This gives an idea about the deplorable and degrading state of agriculture in Jharkhand. 2.57% lakh hectare land is suitable for horticulture and floriculture, which makes only 3.25% land.
The district of Palamu is considered Kalahandi of Jharkhand. The cases of starvation deaths are on increase since the decade of 90s. Besides Palamu District there are other districts as well where starvation deaths are growing.
GLANCE AT STARVATION DETAHS
Koeli Bibi, Jashi Kajar
Kaguni Manjhi, Rambirich
Bihari Singh, Bhagrit Singh
46 (see report PUCL) #
When we analyze the agriculture sector on the basis of the available data, we figure out that along with marginalized and small farmers the number of agricultural laborer has increased.
On one hand we see that the investment made by the farmers has doubled up with the usage of diesel, electricity, chemicals and fertilizers etc. whereas on the other hand in spite of increasing the investment they are not getting appropriate price for their production. Since past few years there is decline in production prices by 25 to 30%.
India being a member of WTO succumbed under its pressure and signed an agreement in 1999-2000 under which it has to remove quantitative control over the import of 1429 products. The entire process of removing quantitative control was completed in 2001.
Under this new policy adopted by the government, the farmers cultivating coconut, soybeans, oilseeds were the one, which suffered the most and reached the state of extreme poverty.
Today in India per person availability of food grain has declined in comparison to the scenario, which was before 50 or 15 years.
TABLE 6: PER PERSON AVAILIBILITY OF FOODGRAIN IN VARIOUS YEARS:
FOODGRAIN (in Grams)
Along with this it is also seen that the purchasing power has also declined.
STATE OF FARMERS IN PRESENT SCENARIO:
On one hand we see exemption of tax up to 60 thousand crore made to capitalists whereas on the other hand poor peasants who are under debt of 2 –5 thousands are forced to commit suicide, their lands and houses are corked and they are often imprisoned.
In midst of starvation deaths and farmer’s suicides, Government announced its New Agriculture policy, the main aim of this new policy is to bring Indian agriculture sector within the ambit of WTO and corporatisation.
Corporatisation of agriculture means, farming on large scale or capital-intensive farming.
In such pattern of agriculture there will be no role of small farmers.

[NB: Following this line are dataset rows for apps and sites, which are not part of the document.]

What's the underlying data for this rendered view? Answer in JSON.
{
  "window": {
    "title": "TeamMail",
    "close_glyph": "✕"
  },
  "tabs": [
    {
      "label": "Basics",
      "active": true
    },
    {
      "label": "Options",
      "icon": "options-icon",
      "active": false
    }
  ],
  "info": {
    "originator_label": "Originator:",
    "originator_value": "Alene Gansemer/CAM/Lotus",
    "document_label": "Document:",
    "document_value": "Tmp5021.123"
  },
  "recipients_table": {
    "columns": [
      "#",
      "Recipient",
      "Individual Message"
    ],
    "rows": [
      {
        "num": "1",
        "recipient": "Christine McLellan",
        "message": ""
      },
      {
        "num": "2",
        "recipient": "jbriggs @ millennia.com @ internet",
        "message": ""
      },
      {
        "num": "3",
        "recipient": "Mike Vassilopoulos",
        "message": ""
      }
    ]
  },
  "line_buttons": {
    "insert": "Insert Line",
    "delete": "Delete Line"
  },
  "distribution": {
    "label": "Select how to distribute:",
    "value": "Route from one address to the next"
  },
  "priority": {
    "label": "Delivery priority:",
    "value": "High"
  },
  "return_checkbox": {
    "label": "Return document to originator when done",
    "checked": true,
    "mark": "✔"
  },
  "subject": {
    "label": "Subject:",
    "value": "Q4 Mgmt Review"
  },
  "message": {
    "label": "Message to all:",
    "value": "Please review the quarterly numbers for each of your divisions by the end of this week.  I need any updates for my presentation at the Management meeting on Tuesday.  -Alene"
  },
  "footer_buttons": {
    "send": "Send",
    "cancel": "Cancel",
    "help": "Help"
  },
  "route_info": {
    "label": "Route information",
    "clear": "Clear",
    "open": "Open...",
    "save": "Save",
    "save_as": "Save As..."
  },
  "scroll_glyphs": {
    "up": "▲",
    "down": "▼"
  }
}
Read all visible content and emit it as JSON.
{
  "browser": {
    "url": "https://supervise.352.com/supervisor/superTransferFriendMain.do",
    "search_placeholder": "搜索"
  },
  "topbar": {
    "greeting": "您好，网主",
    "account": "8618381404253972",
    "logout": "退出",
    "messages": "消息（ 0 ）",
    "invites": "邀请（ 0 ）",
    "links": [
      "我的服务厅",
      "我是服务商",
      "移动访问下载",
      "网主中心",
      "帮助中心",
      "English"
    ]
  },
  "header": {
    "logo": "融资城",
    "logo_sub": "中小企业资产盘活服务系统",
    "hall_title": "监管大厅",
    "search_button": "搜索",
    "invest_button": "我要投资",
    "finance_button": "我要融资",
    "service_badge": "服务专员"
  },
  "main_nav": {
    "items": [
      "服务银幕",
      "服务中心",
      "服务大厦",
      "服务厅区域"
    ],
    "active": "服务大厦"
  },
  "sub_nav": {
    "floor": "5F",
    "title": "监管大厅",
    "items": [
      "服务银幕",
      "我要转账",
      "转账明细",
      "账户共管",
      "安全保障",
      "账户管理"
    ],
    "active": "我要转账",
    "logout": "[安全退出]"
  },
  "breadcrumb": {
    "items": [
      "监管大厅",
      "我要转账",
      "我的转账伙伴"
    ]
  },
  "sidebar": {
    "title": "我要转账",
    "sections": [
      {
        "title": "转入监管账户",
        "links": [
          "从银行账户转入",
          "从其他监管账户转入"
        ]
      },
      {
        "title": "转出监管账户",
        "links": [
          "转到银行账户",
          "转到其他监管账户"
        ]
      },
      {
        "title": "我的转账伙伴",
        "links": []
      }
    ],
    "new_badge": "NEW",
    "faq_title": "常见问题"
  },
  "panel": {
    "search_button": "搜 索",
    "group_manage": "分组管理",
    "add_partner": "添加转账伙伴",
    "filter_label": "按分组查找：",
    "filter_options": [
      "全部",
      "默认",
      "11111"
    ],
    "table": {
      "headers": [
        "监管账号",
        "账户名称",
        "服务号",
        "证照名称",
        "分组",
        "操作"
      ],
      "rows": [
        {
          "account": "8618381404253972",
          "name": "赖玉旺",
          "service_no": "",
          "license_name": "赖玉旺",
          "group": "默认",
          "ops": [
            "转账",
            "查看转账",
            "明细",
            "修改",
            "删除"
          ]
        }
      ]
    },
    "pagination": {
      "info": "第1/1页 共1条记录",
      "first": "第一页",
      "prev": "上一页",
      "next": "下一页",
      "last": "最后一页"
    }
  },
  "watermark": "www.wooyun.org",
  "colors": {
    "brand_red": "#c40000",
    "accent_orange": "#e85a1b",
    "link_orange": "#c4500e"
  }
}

In this process, initially the big farmers will become tenants of small and marginalized farmers and later claim entitlement on their land. Beside this the budget, which is being presented the government since 91-92, carries a shade of New Economic Policy and liberalization. The budget portion on agriculture is declining since past few years.
The starvation deaths and farmer’s suicides mainly due to crop failure has become trend of Indian agricultural scenario. After almost 6 decades of independence, there is no facility of crop insurance in India. The process of insurance has been initiated on some crops but in the annual budget this amount is almost negligible, for e.g. in the budget of 2001-02 only 261 crores was spent on crop insurance. Every year, droughts or floods affect one or the other area of India, in such a situation such meager amount spent on insurance is a mockery of Indian farmer. If the policies related to agriculture are not made pro people soon, the deplorable condition of Indian farmers will become worse.
 Economic Survey 1997-98
 Alternative economic survey 1991-98